Russian Brotherhood of the U. S. A. Russian Almanac ca. 1935. From the Russian Brotherhood Organization Records 
Russian Brotherhood of the U. S. A. Russian AlmanacThe RBO continues to aid those of Carpatho-Rusyn descent through its support of orphanages, scholarships, and other charitable institutions. The RBO is currently headquartered at 1733 Spring Garden Street, in Philadelphia.
Join us on March 23 for Becoming U.S. – Age and Assimilation, the second program in HSP’s latest series, as we explore the many ways age and generational status affect immigration and assimilation experiences.

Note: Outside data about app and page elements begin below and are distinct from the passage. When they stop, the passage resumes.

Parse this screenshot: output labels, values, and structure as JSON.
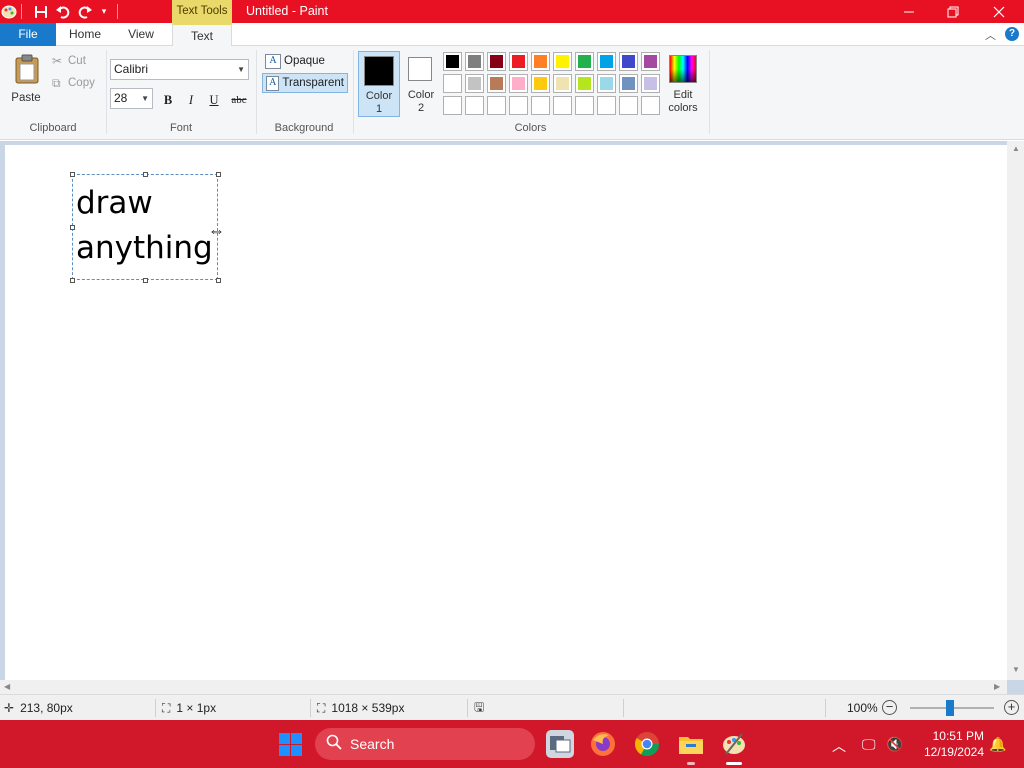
{
  "window": {
    "title": "Untitled - Paint",
    "context_tab_label": "Text Tools"
  },
  "ribbon_tabs": {
    "file": "File",
    "home": "Home",
    "view": "View",
    "text": "Text"
  },
  "clipboard": {
    "paste": "Paste",
    "cut": "Cut",
    "copy": "Copy",
    "group_label": "Clipboard"
  },
  "font": {
    "family": "Calibri",
    "size": "28",
    "bold": "B",
    "italic": "I",
    "underline": "U",
    "strikethrough": "abc",
    "group_label": "Font"
  },
  "background": {
    "opaque": "Opaque",
    "transparent": "Transparent",
    "selected": "Transparent",
    "group_label": "Background"
  },
  "colors": {
    "color1_line1": "Color",
    "color1_line2": "1",
    "color1_value": "#000000",
    "color2_line1": "Color",
    "color2_line2": "2",
    "color2_value": "#ffffff",
    "edit_line1": "Edit",
    "edit_line2": "colors",
    "group_label": "Colors",
    "palette_row1": [
      "#000000",
      "#7f7f7f",
      "#880015",
      "#ed1c24",
      "#ff7f27",
      "#fff200",
      "#22b14c",
      "#00a2e8",
      "#3f48cc",
      "#a349a4"
    ],
    "palette_row2": [
      "#ffffff",
      "#c3c3c3",
      "#b97a57",
      "#ffaec9",
      "#ffc90e",
      "#efe4b0",
      "#b5e61d",
      "#99d9ea",
      "#7092be",
      "#c8bfe7"
    ]
  },
  "canvas": {
    "text_line1": "draw",
    "text_line2": "anything"
  },
  "statusbar": {
    "cursor_position": "213, 80px",
    "selection_size": "1 × 1px",
    "image_size": "1018 × 539px",
    "zoom": "100%"
  },
  "taskbar": {
    "search_placeholder": "Search",
    "time": "10:51 PM",
    "date": "12/19/2024"
  }
}
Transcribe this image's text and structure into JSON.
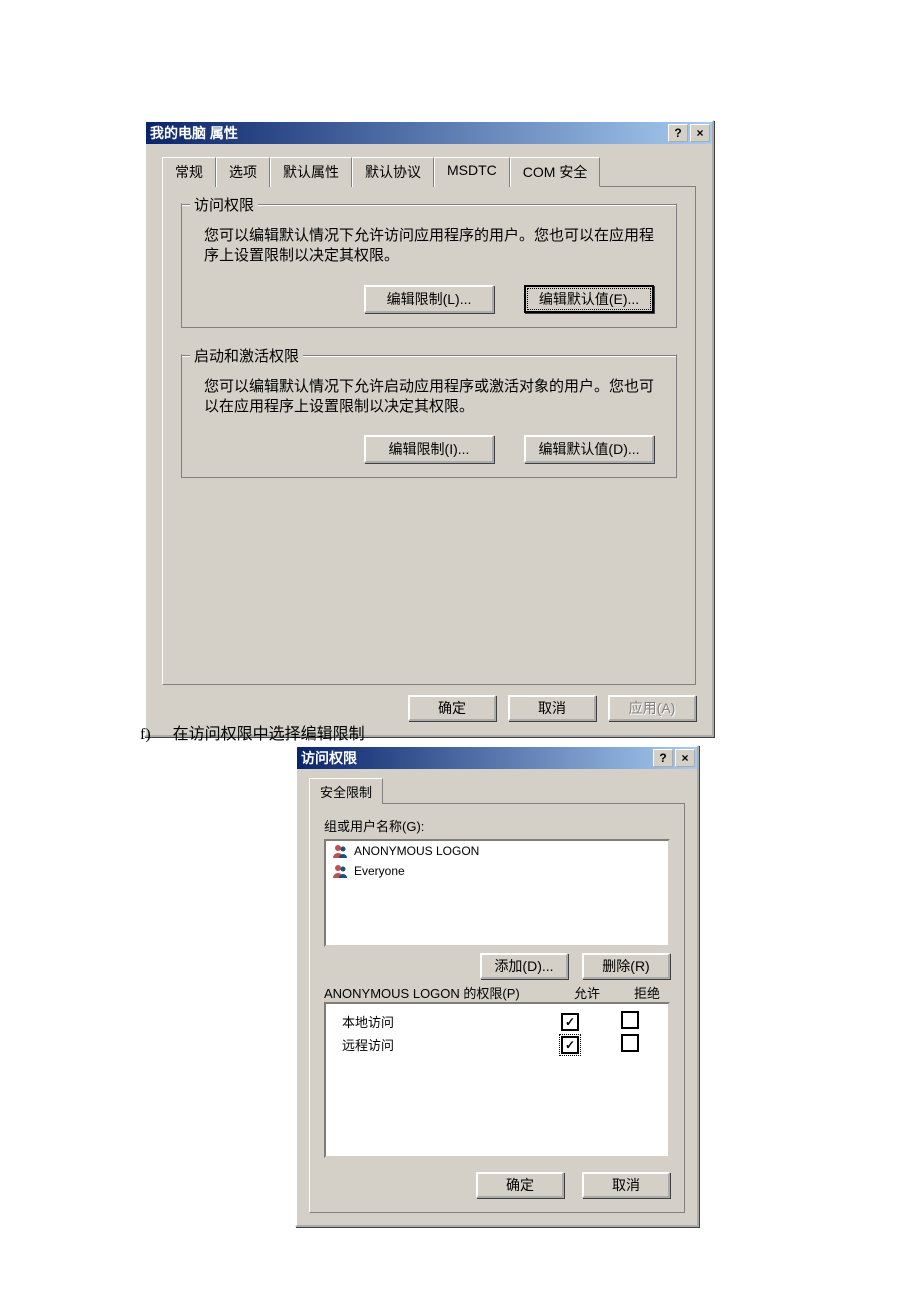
{
  "dialog1": {
    "title": "我的电脑 属性",
    "tabs": [
      "常规",
      "选项",
      "默认属性",
      "默认协议",
      "MSDTC",
      "COM 安全"
    ],
    "active_tab_index": 5,
    "access_group": {
      "legend": "访问权限",
      "desc": "您可以编辑默认情况下允许访问应用程序的用户。您也可以在应用程序上设置限制以决定其权限。",
      "btn_limit": "编辑限制(L)...",
      "btn_default": "编辑默认值(E)..."
    },
    "launch_group": {
      "legend": "启动和激活权限",
      "desc": "您可以编辑默认情况下允许启动应用程序或激活对象的用户。您也可以在应用程序上设置限制以决定其权限。",
      "btn_limit": "编辑限制(I)...",
      "btn_default": "编辑默认值(D)..."
    },
    "footer": {
      "ok": "确定",
      "cancel": "取消",
      "apply": "应用(A)"
    }
  },
  "caption": {
    "marker": "f)",
    "text": "在访问权限中选择编辑限制"
  },
  "dialog2": {
    "title": "访问权限",
    "tab": "安全限制",
    "group_label": "组或用户名称(G):",
    "users": [
      "ANONYMOUS LOGON",
      "Everyone"
    ],
    "btn_add": "添加(D)...",
    "btn_remove": "删除(R)",
    "perm_label": "ANONYMOUS LOGON 的权限(P)",
    "col_allow": "允许",
    "col_deny": "拒绝",
    "permissions": [
      {
        "name": "本地访问",
        "allow": true,
        "deny": false,
        "allow_focused": false
      },
      {
        "name": "远程访问",
        "allow": true,
        "deny": false,
        "allow_focused": true
      }
    ],
    "footer": {
      "ok": "确定",
      "cancel": "取消"
    }
  }
}
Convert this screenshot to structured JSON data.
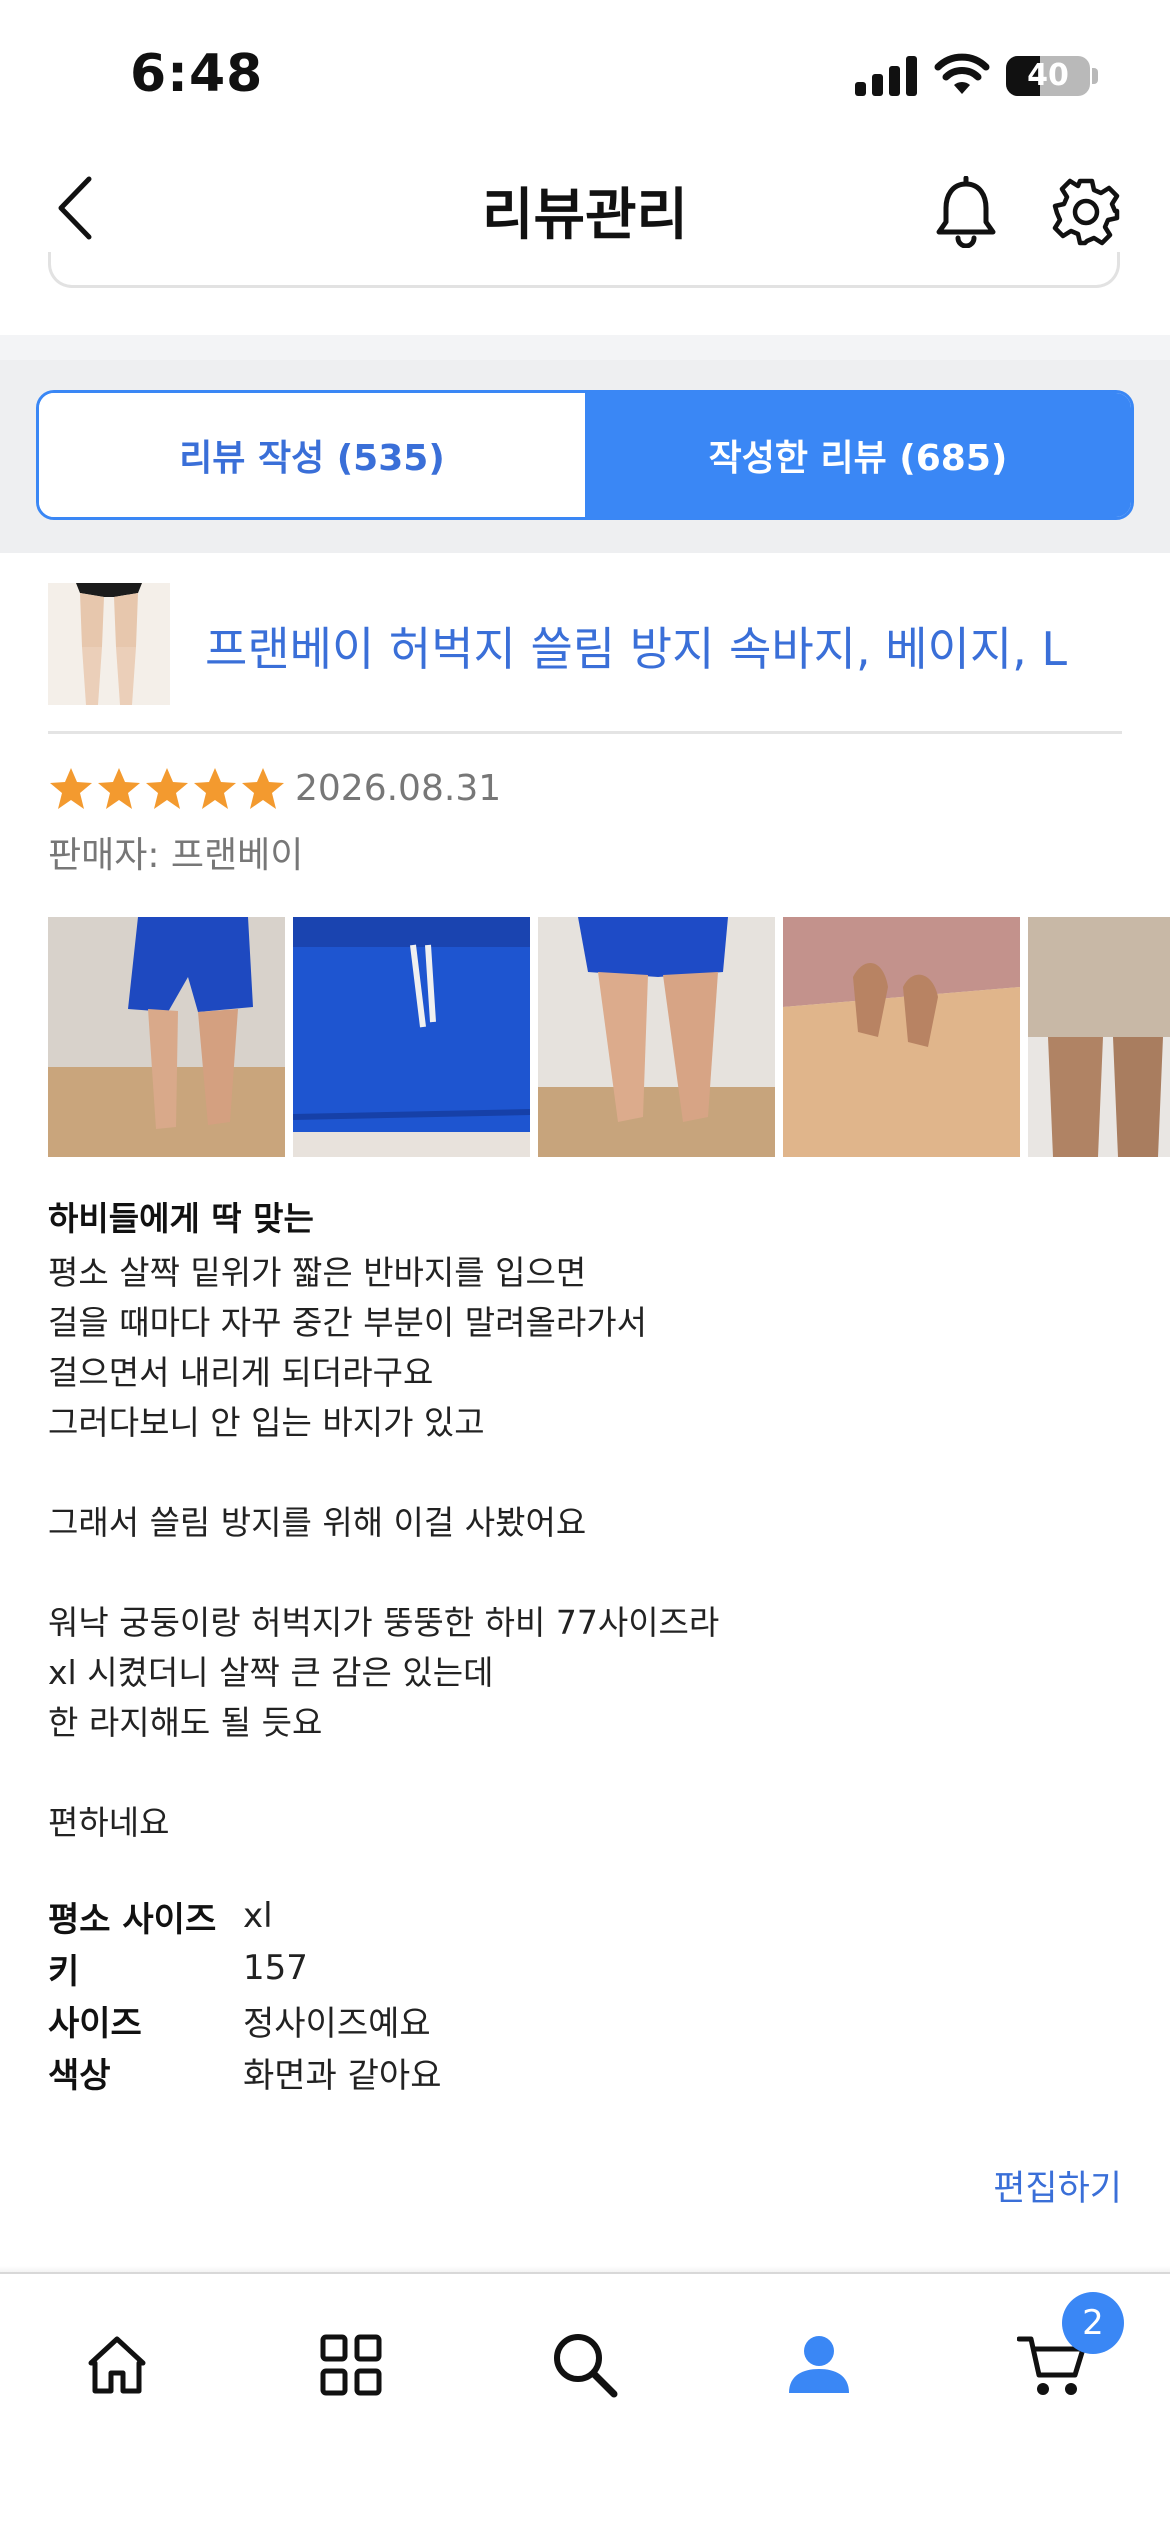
{
  "status_bar": {
    "time": "6:48",
    "battery": "40"
  },
  "header": {
    "title": "리뷰관리",
    "icons": {
      "back": "chevron-left-icon",
      "bell": "bell-icon",
      "settings": "gear-icon"
    }
  },
  "tabs": [
    {
      "label": "리뷰 작성 (535)",
      "active": false
    },
    {
      "label": "작성한 리뷰 (685)",
      "active": true
    }
  ],
  "review": {
    "product_name": "프랜베이 허벅지 쓸림 방지 속바지, 베이지, L",
    "rating": 5,
    "date": "2026.08.31",
    "seller": "판매자: 프랜베이",
    "photo_count": 5,
    "title": "하비들에게 딱 맞는",
    "body": "평소 살짝 밑위가 짧은 반바지를 입으면\n걸을 때마다 자꾸 중간 부분이 말려올라가서\n걸으면서 내리게 되더라구요\n그러다보니 안 입는 바지가 있고\n\n그래서 쓸림 방지를 위해 이걸 사봤어요\n\n워낙 궁둥이랑 허벅지가 뚱뚱한 하비 77사이즈라\nxl 시켰더니 살짝 큰 감은 있는데\n한 라지해도 될 듯요\n\n편하네요",
    "details": [
      {
        "label": "평소 사이즈",
        "value": "xl"
      },
      {
        "label": "키",
        "value": "157"
      },
      {
        "label": "사이즈",
        "value": "정사이즈예요"
      },
      {
        "label": "색상",
        "value": "화면과 같아요"
      }
    ],
    "edit_label": "편집하기"
  },
  "bottom_nav": {
    "items": [
      "home-icon",
      "categories-icon",
      "search-icon",
      "profile-icon",
      "cart-icon"
    ],
    "active": "profile-icon",
    "cart_badge": "2"
  },
  "colors": {
    "accent": "#3a87f5",
    "link": "#3a6fd8",
    "star": "#f39a2f"
  }
}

Is the experience decidedly different if an individual arrives in the U.S. as a child, or if one is a student or a working adult? Do first-generation immigrants – i.e., the parents – think about assimilation differently than second-generation immigrants – i.e., children? Does one generation wish to celebrate the “home” culture more than the other? Register for the free program here.
Becoming U.S. is a series of programs launched by HSP in fall 2016 to encourage sharing across ethnicity, race, and citizenship status. We want to hear and learn from each other about the human endeavor of transition and settlement. Through civic dialogue, we wish to personalize stories often presented in the media in only the broadest of strokes, to foster a mutual respect and renewed appreciation for the histories of all Philadelphians.